EXERCISE OBJECTIVE
The listing must be copied out in full and exactly; no images go with it.

╭─ DATA RECORDS

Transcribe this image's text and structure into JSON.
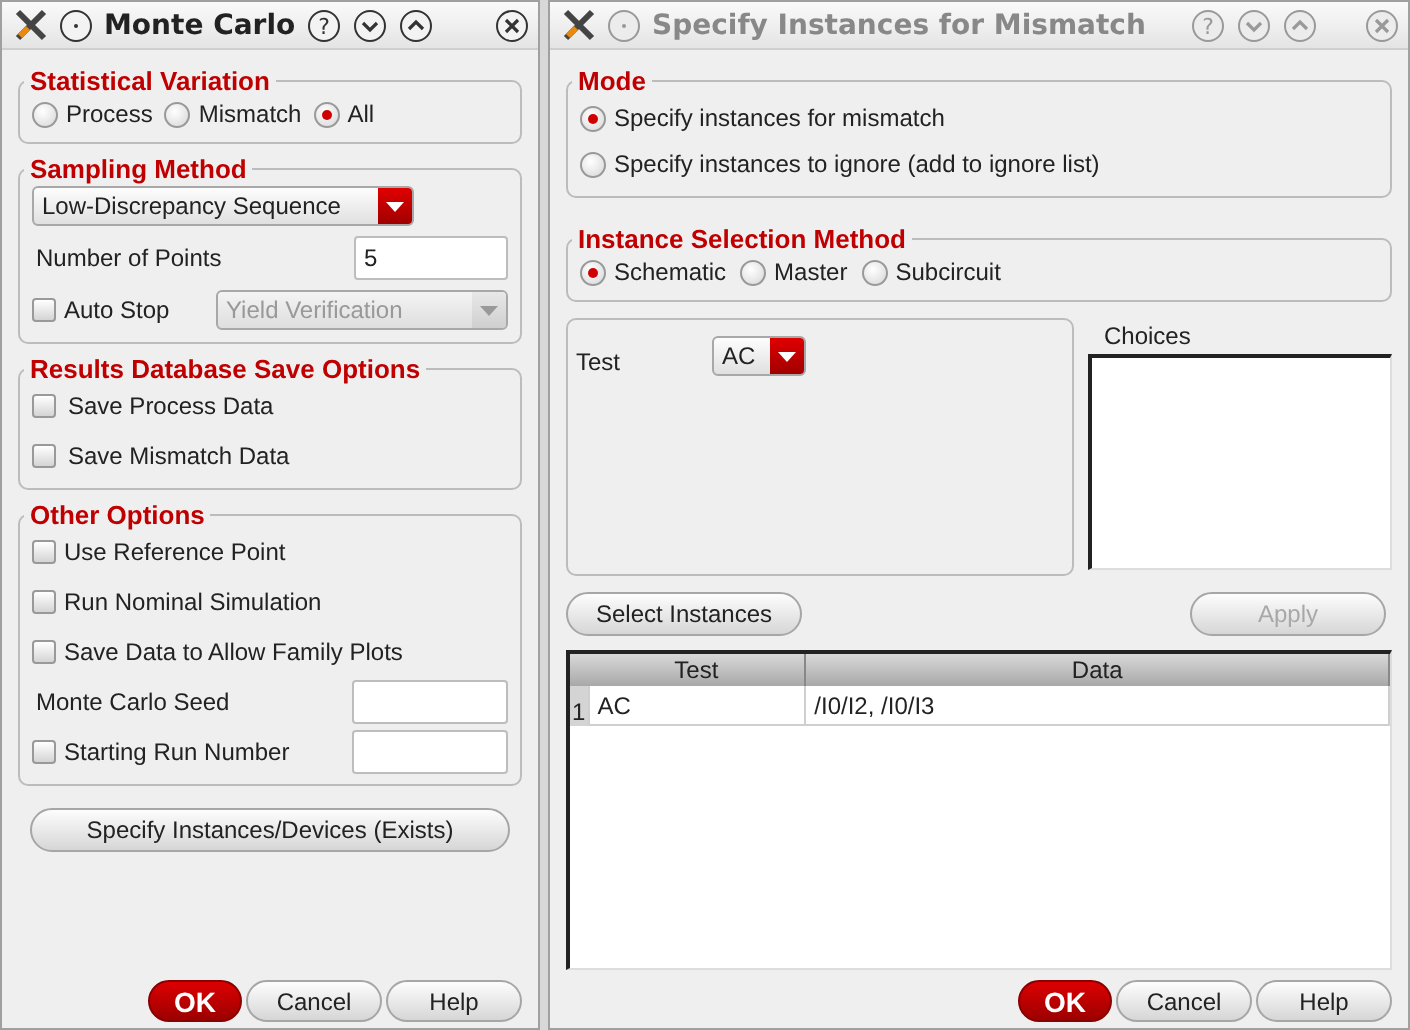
{
  "windows": [
    {
      "kind": "monte_carlo",
      "title": "Monte Carlo",
      "active": true,
      "help_symbol": "?",
      "statistical_variation": {
        "title": "Statistical Variation",
        "options": [
          {
            "label": "Process",
            "selected": false
          },
          {
            "label": "Mismatch",
            "selected": false
          },
          {
            "label": "All",
            "selected": true
          }
        ]
      },
      "sampling_method": {
        "title": "Sampling Method",
        "method": "Low-Discrepancy Sequence",
        "points": {
          "label": "Number of Points",
          "value": "5"
        },
        "auto_stop": {
          "label": "Auto Stop",
          "checked": false,
          "value": "Yield Verification",
          "disabled": true
        }
      },
      "results_database": {
        "title": "Results Database Save Options",
        "items": [
          {
            "label": "Save Process Data",
            "checked": false
          },
          {
            "label": "Save Mismatch Data",
            "checked": false
          }
        ]
      },
      "other_options": {
        "title": "Other Options",
        "rows": [
          {
            "kind": "checkbox",
            "label": "Use Reference Point",
            "checked": false
          },
          {
            "kind": "checkbox",
            "label": "Run Nominal Simulation",
            "checked": false
          },
          {
            "kind": "checkbox",
            "label": "Save Data to Allow Family Plots",
            "checked": false
          },
          {
            "kind": "field",
            "label": "Monte Carlo Seed"
          },
          {
            "kind": "checkfield",
            "label": "Starting Run Number",
            "checked": false
          }
        ]
      },
      "specify_button": "Specify Instances/Devices (Exists)",
      "buttons": [
        {
          "label": "OK",
          "kind": "default"
        },
        {
          "label": "Cancel",
          "kind": "normal"
        },
        {
          "label": "Help",
          "kind": "normal"
        }
      ]
    },
    {
      "kind": "mismatch",
      "title": "Specify Instances for Mismatch",
      "active": false,
      "help_symbol": "?",
      "mode": {
        "title": "Mode",
        "options": [
          {
            "label": "Specify instances for mismatch",
            "selected": true
          },
          {
            "label": "Specify instances to ignore (add to ignore list)",
            "selected": false
          }
        ]
      },
      "selection_method": {
        "title": "Instance Selection Method",
        "options": [
          {
            "label": "Schematic",
            "selected": true
          },
          {
            "label": "Master",
            "selected": false
          },
          {
            "label": "Subcircuit",
            "selected": false
          }
        ]
      },
      "test": {
        "label": "Test",
        "value": "AC"
      },
      "choices": {
        "label": "Choices"
      },
      "select_button": {
        "label": "Select Instances",
        "disabled": false
      },
      "apply_button": {
        "label": "Apply",
        "disabled": true
      },
      "table": {
        "columns": [
          "Test",
          "Data"
        ],
        "rows": [
          {
            "number": "1",
            "cells": [
              "AC",
              "/I0/I2, /I0/I3"
            ]
          }
        ]
      },
      "buttons": [
        {
          "label": "OK",
          "kind": "default"
        },
        {
          "label": "Cancel",
          "kind": "normal"
        },
        {
          "label": "Help",
          "kind": "normal"
        }
      ]
    }
  ]
}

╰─

RESPONSE
Transcribe this image's text and structure into JSON.
{
  "windows": [
    {
      "kind": "monte_carlo",
      "title": "Monte Carlo",
      "active": true,
      "help_symbol": "?",
      "statistical_variation": {
        "title": "Statistical Variation",
        "options": [
          {
            "label": "Process",
            "selected": false
          },
          {
            "label": "Mismatch",
            "selected": false
          },
          {
            "label": "All",
            "selected": true
          }
        ]
      },
      "sampling_method": {
        "title": "Sampling Method",
        "method": "Low-Discrepancy Sequence",
        "points": {
          "label": "Number of Points",
          "value": "5"
        },
        "auto_stop": {
          "label": "Auto Stop",
          "checked": false,
          "value": "Yield Verification",
          "disabled": true
        }
      },
      "results_database": {
        "title": "Results Database Save Options",
        "items": [
          {
            "label": "Save Process Data",
            "checked": false
          },
          {
            "label": "Save Mismatch Data",
            "checked": false
          }
        ]
      },
      "other_options": {
        "title": "Other Options",
        "rows": [
          {
            "kind": "checkbox",
            "label": "Use Reference Point",
            "checked": false
          },
          {
            "kind": "checkbox",
            "label": "Run Nominal Simulation",
            "checked": false
          },
          {
            "kind": "checkbox",
            "label": "Save Data to Allow Family Plots",
            "checked": false
          },
          {
            "kind": "field",
            "label": "Monte Carlo Seed"
          },
          {
            "kind": "checkfield",
            "label": "Starting Run Number",
            "checked": false
          }
        ]
      },
      "specify_button": "Specify Instances/Devices (Exists)",
      "buttons": [
        {
          "label": "OK",
          "kind": "default"
        },
        {
          "label": "Cancel",
          "kind": "normal"
        },
        {
          "label": "Help",
          "kind": "normal"
        }
      ]
    },
    {
      "kind": "mismatch",
      "title": "Specify Instances for Mismatch",
      "active": false,
      "help_symbol": "?",
      "mode": {
        "title": "Mode",
        "options": [
          {
            "label": "Specify instances for mismatch",
            "selected": true
          },
          {
            "label": "Specify instances to ignore (add to ignore list)",
            "selected": false
          }
        ]
      },
      "selection_method": {
        "title": "Instance Selection Method",
        "options": [
          {
            "label": "Schematic",
            "selected": true
          },
          {
            "label": "Master",
            "selected": false
          },
          {
            "label": "Subcircuit",
            "selected": false
          }
        ]
      },
      "test": {
        "label": "Test",
        "value": "AC"
      },
      "choices": {
        "label": "Choices"
      },
      "select_button": {
        "label": "Select Instances",
        "disabled": false
      },
      "apply_button": {
        "label": "Apply",
        "disabled": true
      },
      "table": {
        "columns": [
          "Test",
          "Data"
        ],
        "rows": [
          {
            "number": "1",
            "cells": [
              "AC",
              "/I0/I2, /I0/I3"
            ]
          }
        ]
      },
      "buttons": [
        {
          "label": "OK",
          "kind": "default"
        },
        {
          "label": "Cancel",
          "kind": "normal"
        },
        {
          "label": "Help",
          "kind": "normal"
        }
      ]
    }
  ]
}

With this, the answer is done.